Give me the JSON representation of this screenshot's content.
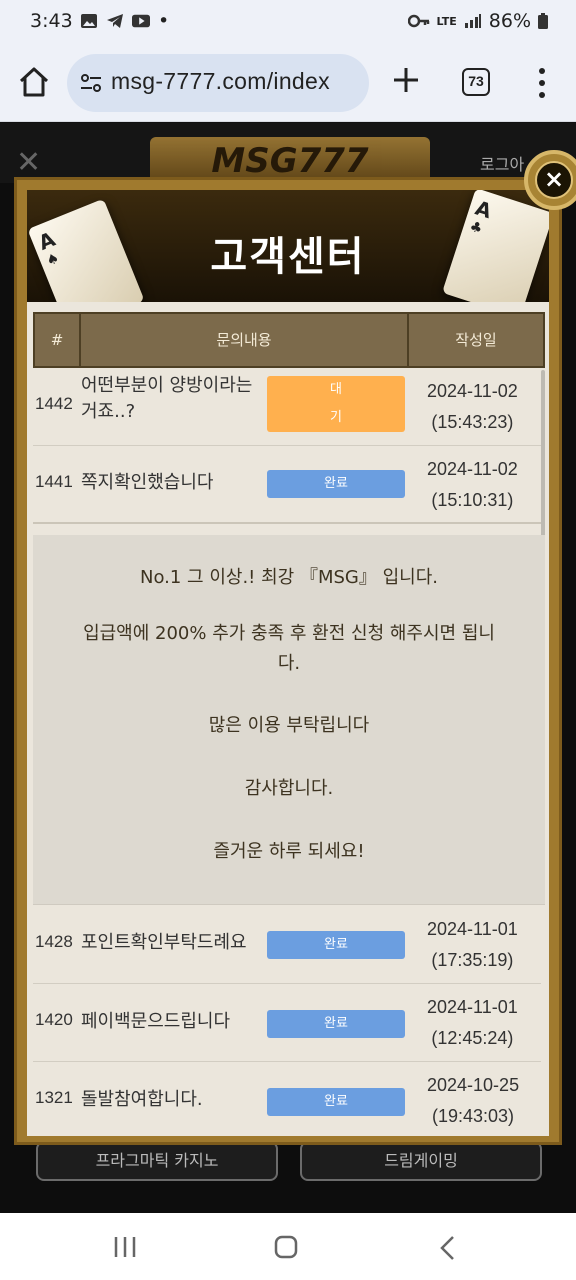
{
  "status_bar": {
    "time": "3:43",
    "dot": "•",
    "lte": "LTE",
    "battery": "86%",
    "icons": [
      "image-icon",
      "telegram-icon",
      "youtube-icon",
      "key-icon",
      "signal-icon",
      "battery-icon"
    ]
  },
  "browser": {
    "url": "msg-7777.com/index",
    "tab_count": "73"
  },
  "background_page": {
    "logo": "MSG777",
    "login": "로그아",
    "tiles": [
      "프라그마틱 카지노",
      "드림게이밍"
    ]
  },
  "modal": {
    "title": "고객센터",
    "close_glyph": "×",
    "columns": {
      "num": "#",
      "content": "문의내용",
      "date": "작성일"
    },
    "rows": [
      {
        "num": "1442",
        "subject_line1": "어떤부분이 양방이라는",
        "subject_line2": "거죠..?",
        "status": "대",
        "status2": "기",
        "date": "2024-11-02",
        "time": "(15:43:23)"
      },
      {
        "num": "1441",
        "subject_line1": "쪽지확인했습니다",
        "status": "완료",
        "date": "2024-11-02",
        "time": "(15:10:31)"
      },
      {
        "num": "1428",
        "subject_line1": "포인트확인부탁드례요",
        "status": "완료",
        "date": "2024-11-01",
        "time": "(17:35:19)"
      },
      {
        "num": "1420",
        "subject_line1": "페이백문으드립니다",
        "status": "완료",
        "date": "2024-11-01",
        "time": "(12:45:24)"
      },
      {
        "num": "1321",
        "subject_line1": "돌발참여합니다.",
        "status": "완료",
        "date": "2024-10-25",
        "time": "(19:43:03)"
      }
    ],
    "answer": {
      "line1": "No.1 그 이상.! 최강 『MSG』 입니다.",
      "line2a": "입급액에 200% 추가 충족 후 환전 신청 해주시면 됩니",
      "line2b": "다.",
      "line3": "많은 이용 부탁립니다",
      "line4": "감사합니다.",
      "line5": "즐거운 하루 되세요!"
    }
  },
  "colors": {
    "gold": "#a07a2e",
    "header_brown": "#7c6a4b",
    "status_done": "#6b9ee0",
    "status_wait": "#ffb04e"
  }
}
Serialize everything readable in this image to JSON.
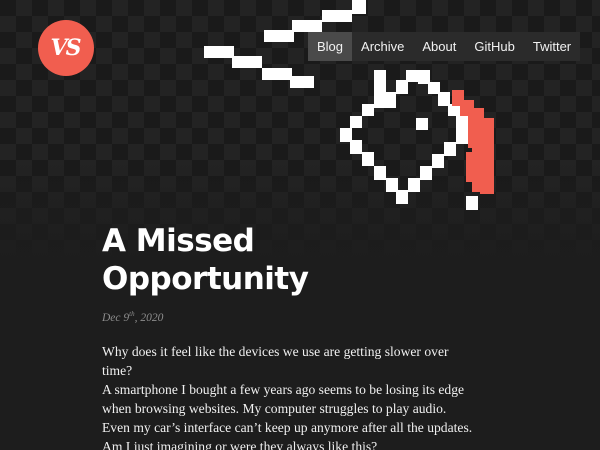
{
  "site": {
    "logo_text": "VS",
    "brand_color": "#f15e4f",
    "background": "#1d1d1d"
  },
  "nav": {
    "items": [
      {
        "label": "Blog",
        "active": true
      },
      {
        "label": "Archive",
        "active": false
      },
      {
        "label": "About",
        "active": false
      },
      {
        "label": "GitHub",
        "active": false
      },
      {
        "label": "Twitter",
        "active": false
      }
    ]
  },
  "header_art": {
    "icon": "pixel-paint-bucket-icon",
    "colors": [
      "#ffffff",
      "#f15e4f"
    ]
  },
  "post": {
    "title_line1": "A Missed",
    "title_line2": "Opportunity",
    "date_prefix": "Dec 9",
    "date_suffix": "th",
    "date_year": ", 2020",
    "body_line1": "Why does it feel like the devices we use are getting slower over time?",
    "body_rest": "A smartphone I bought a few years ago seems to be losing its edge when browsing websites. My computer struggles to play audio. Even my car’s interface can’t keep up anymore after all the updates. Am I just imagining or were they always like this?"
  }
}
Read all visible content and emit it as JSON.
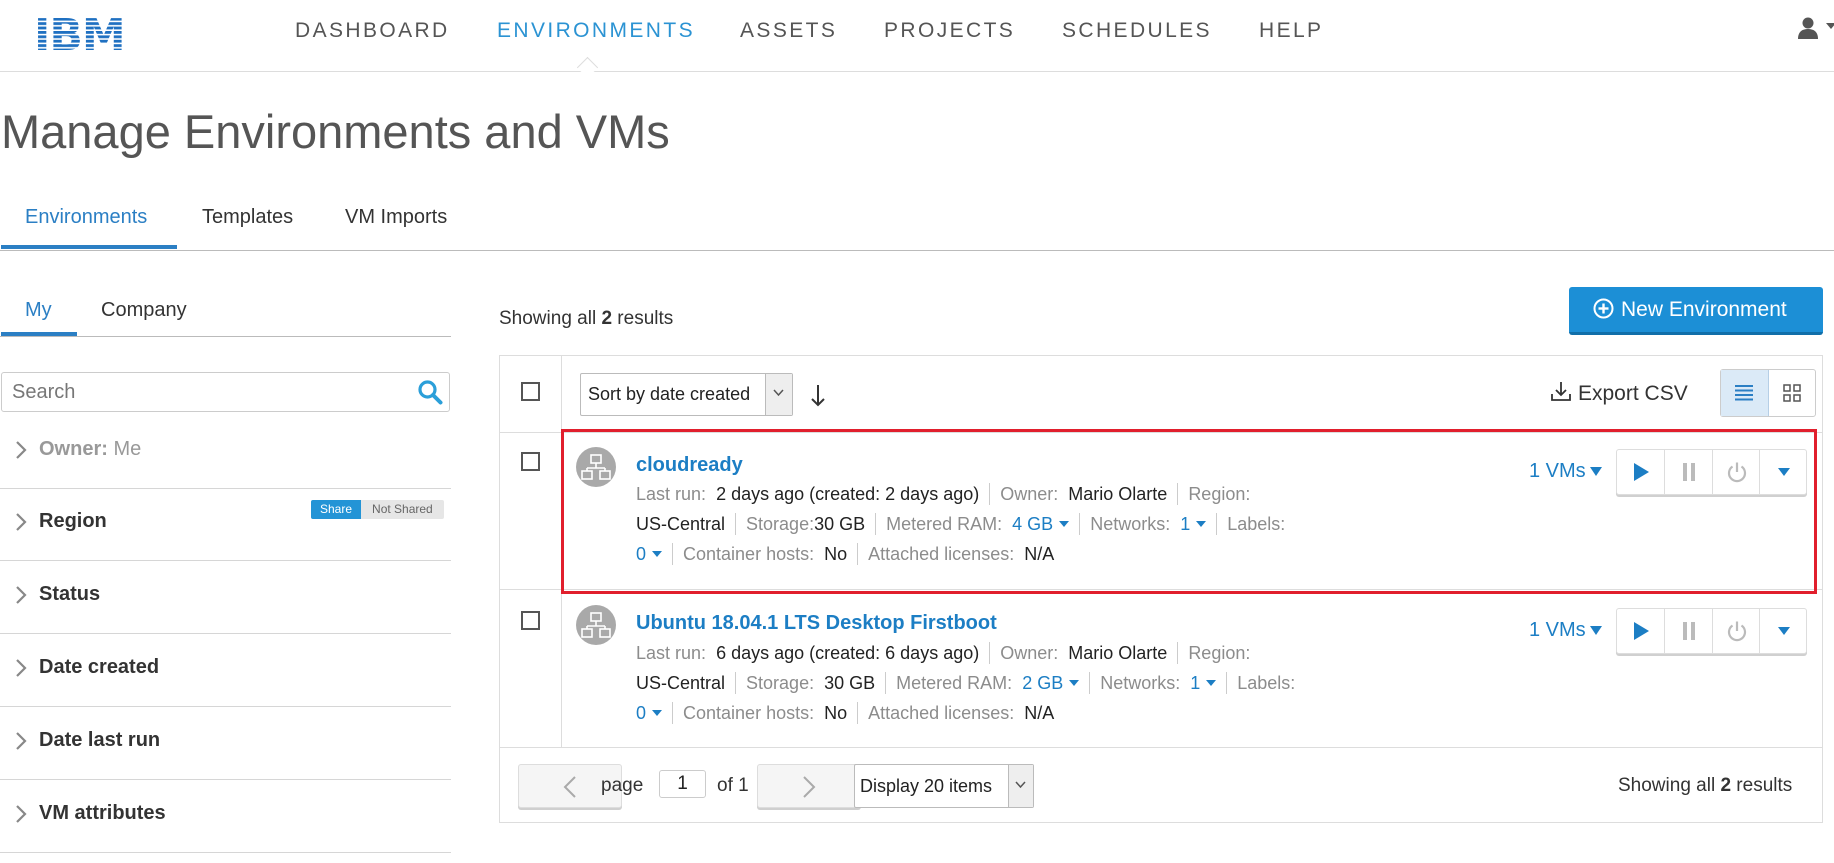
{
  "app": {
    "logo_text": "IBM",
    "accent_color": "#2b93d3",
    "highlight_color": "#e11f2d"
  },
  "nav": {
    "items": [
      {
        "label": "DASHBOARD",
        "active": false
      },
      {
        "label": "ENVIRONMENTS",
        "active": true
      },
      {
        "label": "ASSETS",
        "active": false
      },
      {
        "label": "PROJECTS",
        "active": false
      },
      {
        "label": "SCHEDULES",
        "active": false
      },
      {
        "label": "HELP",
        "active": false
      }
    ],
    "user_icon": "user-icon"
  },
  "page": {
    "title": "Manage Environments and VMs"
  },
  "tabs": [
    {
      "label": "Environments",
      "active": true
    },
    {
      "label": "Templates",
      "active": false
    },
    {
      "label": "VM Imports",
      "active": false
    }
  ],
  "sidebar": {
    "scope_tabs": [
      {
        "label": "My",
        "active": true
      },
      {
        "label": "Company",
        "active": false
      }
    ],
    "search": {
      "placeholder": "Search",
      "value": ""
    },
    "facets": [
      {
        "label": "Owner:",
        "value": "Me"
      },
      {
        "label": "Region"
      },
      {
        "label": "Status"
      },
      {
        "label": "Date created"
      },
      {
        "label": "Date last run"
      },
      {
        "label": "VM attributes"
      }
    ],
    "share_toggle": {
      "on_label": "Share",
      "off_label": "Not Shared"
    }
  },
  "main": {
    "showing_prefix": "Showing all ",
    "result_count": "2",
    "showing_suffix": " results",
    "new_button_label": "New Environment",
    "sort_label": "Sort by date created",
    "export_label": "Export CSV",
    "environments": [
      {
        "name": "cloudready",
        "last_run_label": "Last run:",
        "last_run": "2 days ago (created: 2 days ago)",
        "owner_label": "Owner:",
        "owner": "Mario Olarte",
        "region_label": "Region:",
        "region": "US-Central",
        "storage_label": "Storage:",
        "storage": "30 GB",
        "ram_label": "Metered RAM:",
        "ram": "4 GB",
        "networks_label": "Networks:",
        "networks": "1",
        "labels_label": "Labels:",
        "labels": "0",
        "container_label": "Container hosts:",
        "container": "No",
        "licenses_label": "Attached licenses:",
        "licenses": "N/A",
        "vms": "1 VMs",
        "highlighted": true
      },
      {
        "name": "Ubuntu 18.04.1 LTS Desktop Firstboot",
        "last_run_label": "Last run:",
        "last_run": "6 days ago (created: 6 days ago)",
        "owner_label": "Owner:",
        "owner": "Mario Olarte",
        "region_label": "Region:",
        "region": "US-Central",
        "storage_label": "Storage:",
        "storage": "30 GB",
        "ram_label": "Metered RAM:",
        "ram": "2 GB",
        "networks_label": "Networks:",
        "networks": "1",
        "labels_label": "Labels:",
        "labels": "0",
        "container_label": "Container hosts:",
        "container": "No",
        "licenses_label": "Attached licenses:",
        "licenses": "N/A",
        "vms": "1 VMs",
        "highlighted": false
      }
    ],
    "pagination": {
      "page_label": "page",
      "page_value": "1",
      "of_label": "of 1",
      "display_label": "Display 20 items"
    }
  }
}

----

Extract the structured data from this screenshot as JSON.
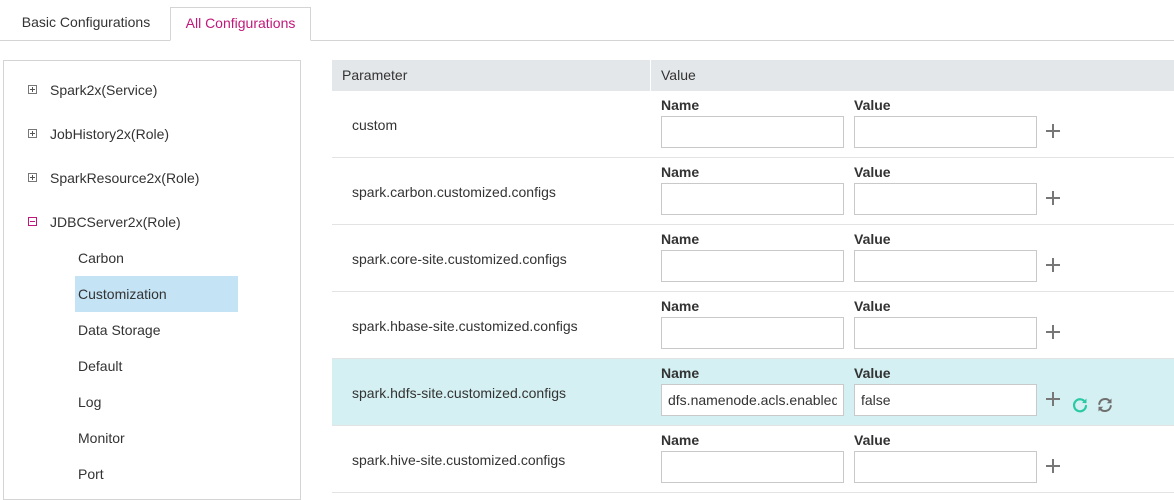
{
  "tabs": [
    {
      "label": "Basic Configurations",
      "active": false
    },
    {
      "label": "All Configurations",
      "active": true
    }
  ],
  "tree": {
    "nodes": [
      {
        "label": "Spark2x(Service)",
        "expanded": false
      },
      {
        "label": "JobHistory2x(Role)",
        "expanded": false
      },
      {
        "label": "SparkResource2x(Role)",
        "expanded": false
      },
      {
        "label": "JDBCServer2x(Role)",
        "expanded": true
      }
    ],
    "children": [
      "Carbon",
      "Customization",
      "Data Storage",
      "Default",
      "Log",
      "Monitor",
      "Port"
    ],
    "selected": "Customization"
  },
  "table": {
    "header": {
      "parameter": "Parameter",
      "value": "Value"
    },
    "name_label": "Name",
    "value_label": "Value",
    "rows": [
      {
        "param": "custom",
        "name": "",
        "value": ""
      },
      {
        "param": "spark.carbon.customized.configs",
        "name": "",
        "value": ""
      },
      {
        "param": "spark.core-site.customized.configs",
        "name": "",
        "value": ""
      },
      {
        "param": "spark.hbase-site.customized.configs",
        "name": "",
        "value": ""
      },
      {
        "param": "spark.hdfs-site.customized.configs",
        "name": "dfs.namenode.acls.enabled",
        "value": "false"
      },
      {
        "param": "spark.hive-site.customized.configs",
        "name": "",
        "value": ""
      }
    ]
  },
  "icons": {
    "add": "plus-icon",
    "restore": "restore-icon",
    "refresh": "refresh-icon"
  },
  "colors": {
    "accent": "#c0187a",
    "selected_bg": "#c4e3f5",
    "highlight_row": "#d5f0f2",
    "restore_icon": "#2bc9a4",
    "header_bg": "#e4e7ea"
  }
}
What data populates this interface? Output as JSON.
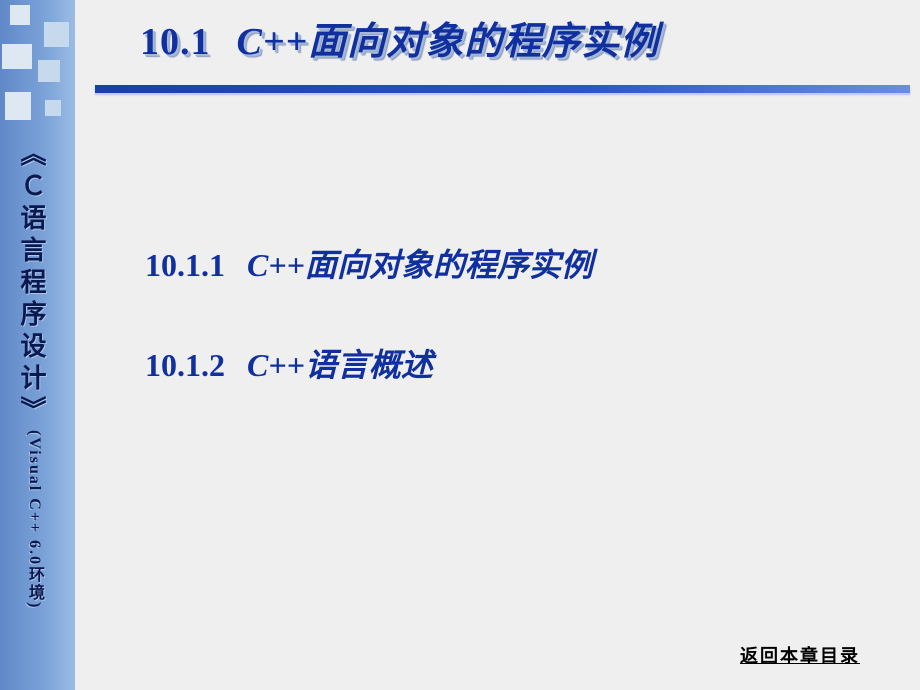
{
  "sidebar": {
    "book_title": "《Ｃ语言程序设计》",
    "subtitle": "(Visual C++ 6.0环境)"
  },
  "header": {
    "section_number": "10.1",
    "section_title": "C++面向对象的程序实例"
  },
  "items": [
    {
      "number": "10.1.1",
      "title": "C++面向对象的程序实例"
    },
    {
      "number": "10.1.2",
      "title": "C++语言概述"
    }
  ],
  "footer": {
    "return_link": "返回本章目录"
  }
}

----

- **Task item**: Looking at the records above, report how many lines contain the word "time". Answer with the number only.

- **Task response**: 7